Exercise details -> Reproduce each line of the material exactly as it reads.

━━━ Task input ━━━

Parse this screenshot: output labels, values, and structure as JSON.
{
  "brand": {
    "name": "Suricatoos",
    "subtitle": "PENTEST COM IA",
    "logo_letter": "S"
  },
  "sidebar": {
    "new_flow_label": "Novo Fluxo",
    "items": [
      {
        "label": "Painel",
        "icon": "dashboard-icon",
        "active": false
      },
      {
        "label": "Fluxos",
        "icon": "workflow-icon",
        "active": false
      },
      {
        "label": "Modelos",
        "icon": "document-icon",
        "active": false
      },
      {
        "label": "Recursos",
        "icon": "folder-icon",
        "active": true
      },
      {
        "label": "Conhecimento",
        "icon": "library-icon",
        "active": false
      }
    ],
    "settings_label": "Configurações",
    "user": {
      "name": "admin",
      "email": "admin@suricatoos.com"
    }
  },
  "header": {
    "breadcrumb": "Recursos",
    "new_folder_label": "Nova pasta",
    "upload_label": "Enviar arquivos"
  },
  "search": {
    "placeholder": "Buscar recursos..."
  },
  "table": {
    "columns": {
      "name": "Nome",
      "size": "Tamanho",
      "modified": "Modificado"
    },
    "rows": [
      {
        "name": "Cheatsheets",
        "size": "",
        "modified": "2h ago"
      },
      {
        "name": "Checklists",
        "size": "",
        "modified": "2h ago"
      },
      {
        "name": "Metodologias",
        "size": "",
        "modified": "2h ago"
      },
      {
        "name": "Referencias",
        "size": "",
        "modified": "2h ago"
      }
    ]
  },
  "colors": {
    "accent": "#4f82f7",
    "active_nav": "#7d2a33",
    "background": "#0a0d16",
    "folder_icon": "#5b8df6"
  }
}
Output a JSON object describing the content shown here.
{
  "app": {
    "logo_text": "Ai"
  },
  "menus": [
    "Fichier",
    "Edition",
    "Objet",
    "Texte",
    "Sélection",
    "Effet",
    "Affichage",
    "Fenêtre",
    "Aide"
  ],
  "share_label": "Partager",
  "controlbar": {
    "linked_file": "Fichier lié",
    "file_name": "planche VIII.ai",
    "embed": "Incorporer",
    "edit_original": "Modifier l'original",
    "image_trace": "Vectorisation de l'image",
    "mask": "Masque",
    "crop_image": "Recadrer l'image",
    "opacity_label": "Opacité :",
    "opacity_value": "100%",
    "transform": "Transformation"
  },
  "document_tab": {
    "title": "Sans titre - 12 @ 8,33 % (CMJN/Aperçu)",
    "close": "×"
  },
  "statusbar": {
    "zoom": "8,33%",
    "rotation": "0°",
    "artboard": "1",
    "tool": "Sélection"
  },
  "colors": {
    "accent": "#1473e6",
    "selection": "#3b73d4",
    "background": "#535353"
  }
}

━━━

Answer section ->
Parse this screenshot: output labels, values, and structure as JSON.
{
  "brand": {
    "name": "Suricatoos",
    "subtitle": "PENTEST COM IA",
    "logo_letter": "S"
  },
  "sidebar": {
    "new_flow_label": "Novo Fluxo",
    "items": [
      {
        "label": "Painel",
        "icon": "dashboard-icon",
        "active": false
      },
      {
        "label": "Fluxos",
        "icon": "workflow-icon",
        "active": false
      },
      {
        "label": "Modelos",
        "icon": "document-icon",
        "active": false
      },
      {
        "label": "Recursos",
        "icon": "folder-icon",
        "active": true
      },
      {
        "label": "Conhecimento",
        "icon": "library-icon",
        "active": false
      }
    ],
    "settings_label": "Configurações",
    "user": {
      "name": "admin",
      "email": "admin@suricatoos.com"
    }
  },
  "header": {
    "breadcrumb": "Recursos",
    "new_folder_label": "Nova pasta",
    "upload_label": "Enviar arquivos"
  },
  "search": {
    "placeholder": "Buscar recursos..."
  },
  "table": {
    "columns": {
      "name": "Nome",
      "size": "Tamanho",
      "modified": "Modificado"
    },
    "rows": [
      {
        "name": "Cheatsheets",
        "size": "",
        "modified": "2h ago"
      },
      {
        "name": "Checklists",
        "size": "",
        "modified": "2h ago"
      },
      {
        "name": "Metodologias",
        "size": "",
        "modified": "2h ago"
      },
      {
        "name": "Referencias",
        "size": "",
        "modified": "2h ago"
      }
    ]
  },
  "colors": {
    "accent": "#4f82f7",
    "active_nav": "#7d2a33",
    "background": "#0a0d16",
    "folder_icon": "#5b8df6"
  }
}
Output a JSON object describing the content shown here.
{
  "app": {
    "logo_text": "Ai"
  },
  "menus": [
    "Fichier",
    "Edition",
    "Objet",
    "Texte",
    "Sélection",
    "Effet",
    "Affichage",
    "Fenêtre",
    "Aide"
  ],
  "share_label": "Partager",
  "controlbar": {
    "linked_file": "Fichier lié",
    "file_name": "planche VIII.ai",
    "embed": "Incorporer",
    "edit_original": "Modifier l'original",
    "image_trace": "Vectorisation de l'image",
    "mask": "Masque",
    "crop_image": "Recadrer l'image",
    "opacity_label": "Opacité :",
    "opacity_value": "100%",
    "transform": "Transformation"
  },
  "document_tab": {
    "title": "Sans titre - 12 @ 8,33 % (CMJN/Aperçu)",
    "close": "×"
  },
  "statusbar": {
    "zoom": "8,33%",
    "rotation": "0°",
    "artboard": "1",
    "tool": "Sélection"
  },
  "colors": {
    "accent": "#1473e6",
    "selection": "#3b73d4",
    "background": "#535353"
  }
}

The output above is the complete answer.